* [WORK INSTRUCTIONS]:
What you return must match the data exactly, line for line.

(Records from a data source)
* * * * *

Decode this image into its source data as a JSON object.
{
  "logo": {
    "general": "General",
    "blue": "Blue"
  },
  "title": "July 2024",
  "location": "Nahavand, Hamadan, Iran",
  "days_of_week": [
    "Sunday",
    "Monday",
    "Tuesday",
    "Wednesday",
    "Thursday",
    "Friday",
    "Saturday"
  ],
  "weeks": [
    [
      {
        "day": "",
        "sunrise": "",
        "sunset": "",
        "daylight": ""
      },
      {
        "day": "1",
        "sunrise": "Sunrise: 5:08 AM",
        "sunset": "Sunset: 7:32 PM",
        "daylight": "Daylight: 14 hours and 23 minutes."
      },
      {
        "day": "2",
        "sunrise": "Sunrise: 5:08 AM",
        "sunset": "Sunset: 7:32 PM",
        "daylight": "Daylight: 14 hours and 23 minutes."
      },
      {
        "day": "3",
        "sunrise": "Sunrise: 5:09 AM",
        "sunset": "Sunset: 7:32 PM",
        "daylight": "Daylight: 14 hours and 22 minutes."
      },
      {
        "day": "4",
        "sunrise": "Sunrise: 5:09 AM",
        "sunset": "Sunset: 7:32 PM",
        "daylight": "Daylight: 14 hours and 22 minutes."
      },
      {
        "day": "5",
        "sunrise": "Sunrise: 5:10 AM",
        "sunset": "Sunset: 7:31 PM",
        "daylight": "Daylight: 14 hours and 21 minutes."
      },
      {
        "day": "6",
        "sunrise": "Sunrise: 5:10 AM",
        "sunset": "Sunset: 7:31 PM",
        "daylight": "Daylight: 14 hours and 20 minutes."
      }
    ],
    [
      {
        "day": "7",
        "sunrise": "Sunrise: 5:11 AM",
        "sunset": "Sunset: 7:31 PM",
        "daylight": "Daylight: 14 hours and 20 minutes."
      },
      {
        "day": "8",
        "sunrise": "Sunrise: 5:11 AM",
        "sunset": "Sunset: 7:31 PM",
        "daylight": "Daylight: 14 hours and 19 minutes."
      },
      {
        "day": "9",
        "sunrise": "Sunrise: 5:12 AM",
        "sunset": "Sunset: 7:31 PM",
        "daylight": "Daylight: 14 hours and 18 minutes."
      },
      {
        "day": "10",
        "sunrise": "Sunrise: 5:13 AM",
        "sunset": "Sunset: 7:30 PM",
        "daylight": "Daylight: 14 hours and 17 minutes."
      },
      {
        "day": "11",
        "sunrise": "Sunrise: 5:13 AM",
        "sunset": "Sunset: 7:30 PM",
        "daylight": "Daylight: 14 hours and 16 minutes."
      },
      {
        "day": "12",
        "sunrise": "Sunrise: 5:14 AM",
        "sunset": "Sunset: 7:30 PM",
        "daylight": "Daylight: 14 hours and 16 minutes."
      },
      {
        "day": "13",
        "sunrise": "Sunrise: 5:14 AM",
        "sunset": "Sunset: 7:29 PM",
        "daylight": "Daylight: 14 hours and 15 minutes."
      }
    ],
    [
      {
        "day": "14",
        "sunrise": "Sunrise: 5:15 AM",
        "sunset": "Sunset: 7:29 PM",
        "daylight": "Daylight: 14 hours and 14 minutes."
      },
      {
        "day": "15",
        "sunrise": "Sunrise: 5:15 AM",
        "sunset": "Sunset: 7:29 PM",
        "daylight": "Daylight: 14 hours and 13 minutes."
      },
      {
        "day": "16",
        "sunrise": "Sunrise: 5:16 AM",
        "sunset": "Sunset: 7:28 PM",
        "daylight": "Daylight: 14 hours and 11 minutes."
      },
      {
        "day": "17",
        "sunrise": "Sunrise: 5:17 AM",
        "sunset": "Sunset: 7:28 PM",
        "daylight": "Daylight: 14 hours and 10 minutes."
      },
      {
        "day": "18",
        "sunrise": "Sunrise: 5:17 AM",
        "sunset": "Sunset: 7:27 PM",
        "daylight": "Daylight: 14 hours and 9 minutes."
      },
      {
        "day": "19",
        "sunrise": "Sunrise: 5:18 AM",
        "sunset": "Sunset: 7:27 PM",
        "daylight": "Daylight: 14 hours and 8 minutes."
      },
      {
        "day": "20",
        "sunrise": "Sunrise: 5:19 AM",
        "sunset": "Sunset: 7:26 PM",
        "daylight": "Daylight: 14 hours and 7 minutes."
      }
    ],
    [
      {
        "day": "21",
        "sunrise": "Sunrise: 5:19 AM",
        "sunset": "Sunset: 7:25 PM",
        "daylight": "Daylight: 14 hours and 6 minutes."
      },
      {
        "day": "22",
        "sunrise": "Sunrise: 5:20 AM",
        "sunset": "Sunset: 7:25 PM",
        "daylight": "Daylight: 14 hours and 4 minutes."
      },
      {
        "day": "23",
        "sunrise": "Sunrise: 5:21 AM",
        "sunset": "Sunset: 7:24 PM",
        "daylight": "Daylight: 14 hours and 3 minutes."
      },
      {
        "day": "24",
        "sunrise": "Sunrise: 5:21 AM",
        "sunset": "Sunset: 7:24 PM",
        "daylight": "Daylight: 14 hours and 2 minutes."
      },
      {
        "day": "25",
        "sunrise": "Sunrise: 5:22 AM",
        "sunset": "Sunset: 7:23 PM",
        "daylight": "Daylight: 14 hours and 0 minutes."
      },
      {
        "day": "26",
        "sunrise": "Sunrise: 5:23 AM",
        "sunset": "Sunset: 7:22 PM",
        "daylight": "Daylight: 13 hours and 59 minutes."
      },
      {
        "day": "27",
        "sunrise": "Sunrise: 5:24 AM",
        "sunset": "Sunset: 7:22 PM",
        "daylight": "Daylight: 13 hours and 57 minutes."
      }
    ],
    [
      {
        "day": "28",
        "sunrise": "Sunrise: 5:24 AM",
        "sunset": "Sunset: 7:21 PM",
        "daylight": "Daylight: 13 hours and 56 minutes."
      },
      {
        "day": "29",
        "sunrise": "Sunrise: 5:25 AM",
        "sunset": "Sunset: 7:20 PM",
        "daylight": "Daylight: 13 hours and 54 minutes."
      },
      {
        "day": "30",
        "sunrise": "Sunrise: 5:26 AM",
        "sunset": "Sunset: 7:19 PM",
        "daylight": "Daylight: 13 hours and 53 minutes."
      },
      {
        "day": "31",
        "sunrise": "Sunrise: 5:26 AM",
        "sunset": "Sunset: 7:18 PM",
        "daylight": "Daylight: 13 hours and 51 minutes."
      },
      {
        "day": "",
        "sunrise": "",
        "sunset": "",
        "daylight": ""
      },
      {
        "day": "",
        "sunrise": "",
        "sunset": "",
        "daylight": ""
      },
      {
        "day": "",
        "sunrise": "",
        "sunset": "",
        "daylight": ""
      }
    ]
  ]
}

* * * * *

* [EXERCISE RESPONSE]:
Decode this image into its source data as a JSON object.
{
  "logo": {
    "general": "General",
    "blue": "Blue"
  },
  "title": "July 2024",
  "location": "Nahavand, Hamadan, Iran",
  "days_of_week": [
    "Sunday",
    "Monday",
    "Tuesday",
    "Wednesday",
    "Thursday",
    "Friday",
    "Saturday"
  ],
  "weeks": [
    [
      {
        "day": "",
        "sunrise": "",
        "sunset": "",
        "daylight": ""
      },
      {
        "day": "1",
        "sunrise": "Sunrise: 5:08 AM",
        "sunset": "Sunset: 7:32 PM",
        "daylight": "Daylight: 14 hours and 23 minutes."
      },
      {
        "day": "2",
        "sunrise": "Sunrise: 5:08 AM",
        "sunset": "Sunset: 7:32 PM",
        "daylight": "Daylight: 14 hours and 23 minutes."
      },
      {
        "day": "3",
        "sunrise": "Sunrise: 5:09 AM",
        "sunset": "Sunset: 7:32 PM",
        "daylight": "Daylight: 14 hours and 22 minutes."
      },
      {
        "day": "4",
        "sunrise": "Sunrise: 5:09 AM",
        "sunset": "Sunset: 7:32 PM",
        "daylight": "Daylight: 14 hours and 22 minutes."
      },
      {
        "day": "5",
        "sunrise": "Sunrise: 5:10 AM",
        "sunset": "Sunset: 7:31 PM",
        "daylight": "Daylight: 14 hours and 21 minutes."
      },
      {
        "day": "6",
        "sunrise": "Sunrise: 5:10 AM",
        "sunset": "Sunset: 7:31 PM",
        "daylight": "Daylight: 14 hours and 20 minutes."
      }
    ],
    [
      {
        "day": "7",
        "sunrise": "Sunrise: 5:11 AM",
        "sunset": "Sunset: 7:31 PM",
        "daylight": "Daylight: 14 hours and 20 minutes."
      },
      {
        "day": "8",
        "sunrise": "Sunrise: 5:11 AM",
        "sunset": "Sunset: 7:31 PM",
        "daylight": "Daylight: 14 hours and 19 minutes."
      },
      {
        "day": "9",
        "sunrise": "Sunrise: 5:12 AM",
        "sunset": "Sunset: 7:31 PM",
        "daylight": "Daylight: 14 hours and 18 minutes."
      },
      {
        "day": "10",
        "sunrise": "Sunrise: 5:13 AM",
        "sunset": "Sunset: 7:30 PM",
        "daylight": "Daylight: 14 hours and 17 minutes."
      },
      {
        "day": "11",
        "sunrise": "Sunrise: 5:13 AM",
        "sunset": "Sunset: 7:30 PM",
        "daylight": "Daylight: 14 hours and 16 minutes."
      },
      {
        "day": "12",
        "sunrise": "Sunrise: 5:14 AM",
        "sunset": "Sunset: 7:30 PM",
        "daylight": "Daylight: 14 hours and 16 minutes."
      },
      {
        "day": "13",
        "sunrise": "Sunrise: 5:14 AM",
        "sunset": "Sunset: 7:29 PM",
        "daylight": "Daylight: 14 hours and 15 minutes."
      }
    ],
    [
      {
        "day": "14",
        "sunrise": "Sunrise: 5:15 AM",
        "sunset": "Sunset: 7:29 PM",
        "daylight": "Daylight: 14 hours and 14 minutes."
      },
      {
        "day": "15",
        "sunrise": "Sunrise: 5:15 AM",
        "sunset": "Sunset: 7:29 PM",
        "daylight": "Daylight: 14 hours and 13 minutes."
      },
      {
        "day": "16",
        "sunrise": "Sunrise: 5:16 AM",
        "sunset": "Sunset: 7:28 PM",
        "daylight": "Daylight: 14 hours and 11 minutes."
      },
      {
        "day": "17",
        "sunrise": "Sunrise: 5:17 AM",
        "sunset": "Sunset: 7:28 PM",
        "daylight": "Daylight: 14 hours and 10 minutes."
      },
      {
        "day": "18",
        "sunrise": "Sunrise: 5:17 AM",
        "sunset": "Sunset: 7:27 PM",
        "daylight": "Daylight: 14 hours and 9 minutes."
      },
      {
        "day": "19",
        "sunrise": "Sunrise: 5:18 AM",
        "sunset": "Sunset: 7:27 PM",
        "daylight": "Daylight: 14 hours and 8 minutes."
      },
      {
        "day": "20",
        "sunrise": "Sunrise: 5:19 AM",
        "sunset": "Sunset: 7:26 PM",
        "daylight": "Daylight: 14 hours and 7 minutes."
      }
    ],
    [
      {
        "day": "21",
        "sunrise": "Sunrise: 5:19 AM",
        "sunset": "Sunset: 7:25 PM",
        "daylight": "Daylight: 14 hours and 6 minutes."
      },
      {
        "day": "22",
        "sunrise": "Sunrise: 5:20 AM",
        "sunset": "Sunset: 7:25 PM",
        "daylight": "Daylight: 14 hours and 4 minutes."
      },
      {
        "day": "23",
        "sunrise": "Sunrise: 5:21 AM",
        "sunset": "Sunset: 7:24 PM",
        "daylight": "Daylight: 14 hours and 3 minutes."
      },
      {
        "day": "24",
        "sunrise": "Sunrise: 5:21 AM",
        "sunset": "Sunset: 7:24 PM",
        "daylight": "Daylight: 14 hours and 2 minutes."
      },
      {
        "day": "25",
        "sunrise": "Sunrise: 5:22 AM",
        "sunset": "Sunset: 7:23 PM",
        "daylight": "Daylight: 14 hours and 0 minutes."
      },
      {
        "day": "26",
        "sunrise": "Sunrise: 5:23 AM",
        "sunset": "Sunset: 7:22 PM",
        "daylight": "Daylight: 13 hours and 59 minutes."
      },
      {
        "day": "27",
        "sunrise": "Sunrise: 5:24 AM",
        "sunset": "Sunset: 7:22 PM",
        "daylight": "Daylight: 13 hours and 57 minutes."
      }
    ],
    [
      {
        "day": "28",
        "sunrise": "Sunrise: 5:24 AM",
        "sunset": "Sunset: 7:21 PM",
        "daylight": "Daylight: 13 hours and 56 minutes."
      },
      {
        "day": "29",
        "sunrise": "Sunrise: 5:25 AM",
        "sunset": "Sunset: 7:20 PM",
        "daylight": "Daylight: 13 hours and 54 minutes."
      },
      {
        "day": "30",
        "sunrise": "Sunrise: 5:26 AM",
        "sunset": "Sunset: 7:19 PM",
        "daylight": "Daylight: 13 hours and 53 minutes."
      },
      {
        "day": "31",
        "sunrise": "Sunrise: 5:26 AM",
        "sunset": "Sunset: 7:18 PM",
        "daylight": "Daylight: 13 hours and 51 minutes."
      },
      {
        "day": "",
        "sunrise": "",
        "sunset": "",
        "daylight": ""
      },
      {
        "day": "",
        "sunrise": "",
        "sunset": "",
        "daylight": ""
      },
      {
        "day": "",
        "sunrise": "",
        "sunset": "",
        "daylight": ""
      }
    ]
  ]
}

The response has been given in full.